Unless you are extremely fortunate, at least a few of your old photographs will need either restoration or conservation (or both). There is some confusion about these terms: they are not the same thing. But both can help you get the image you want.
Restoring a photograph is the process of re-creating the original appearance of it insofar as it is possible. With photographs these days, this is often done digitally. Software is used to virtually stitch together torn sections; eliminate dark spots or stains; brighten faded images and more. These days, you don’t have to be a professional to try some of these techniques in photo editing software. But you do need to have the right software and know how to use it. The best results still come from trained professionals, though.
Conserving a photo means treating the actual photo to prevent further deterioration. Photographic conservators are specially-trained individuals who understand the chemistry and construction of different kinds of photos. Sometimes they can reverse physical damage, such as to tarnished daguerreotypes or stains caused by acid or mold. In the case of catastrophic damage by fire or flood, they may be able to help recover water-logged or smoke-exposed photos.
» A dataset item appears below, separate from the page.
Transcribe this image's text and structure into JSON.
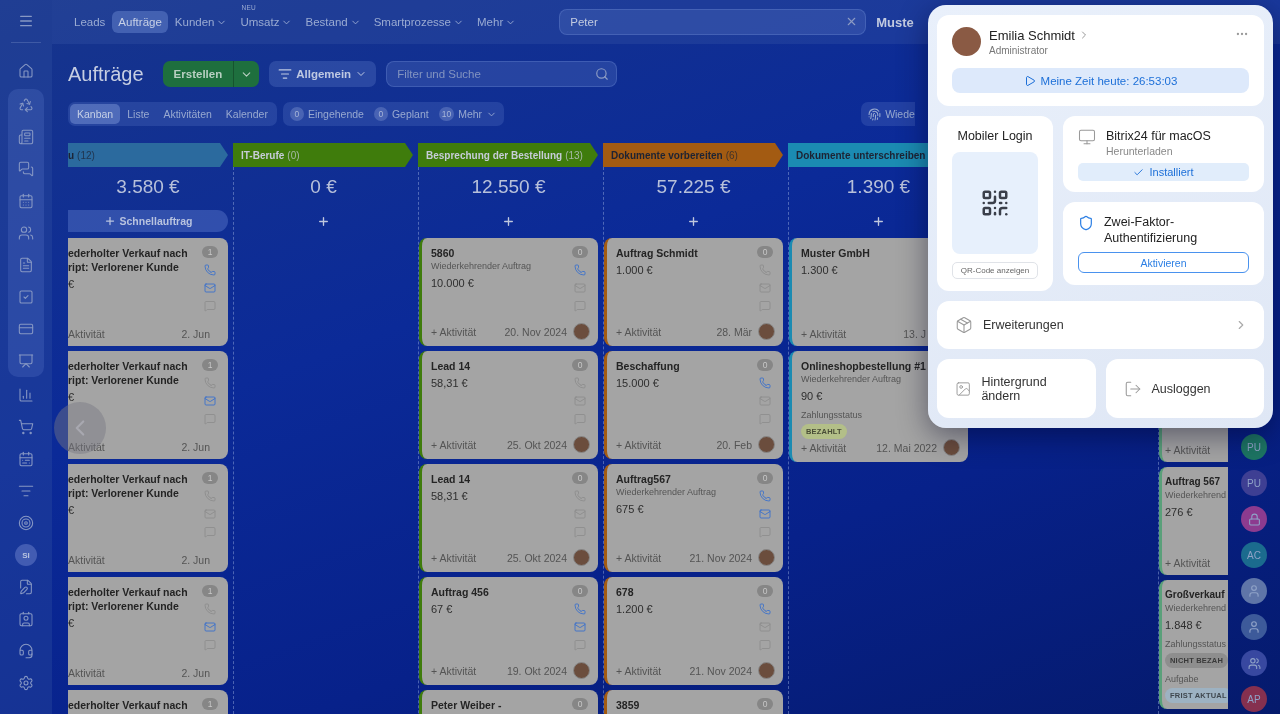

Learn more about fixing damaged photos yourself or with expert help in my book Preserving Your Family Photos.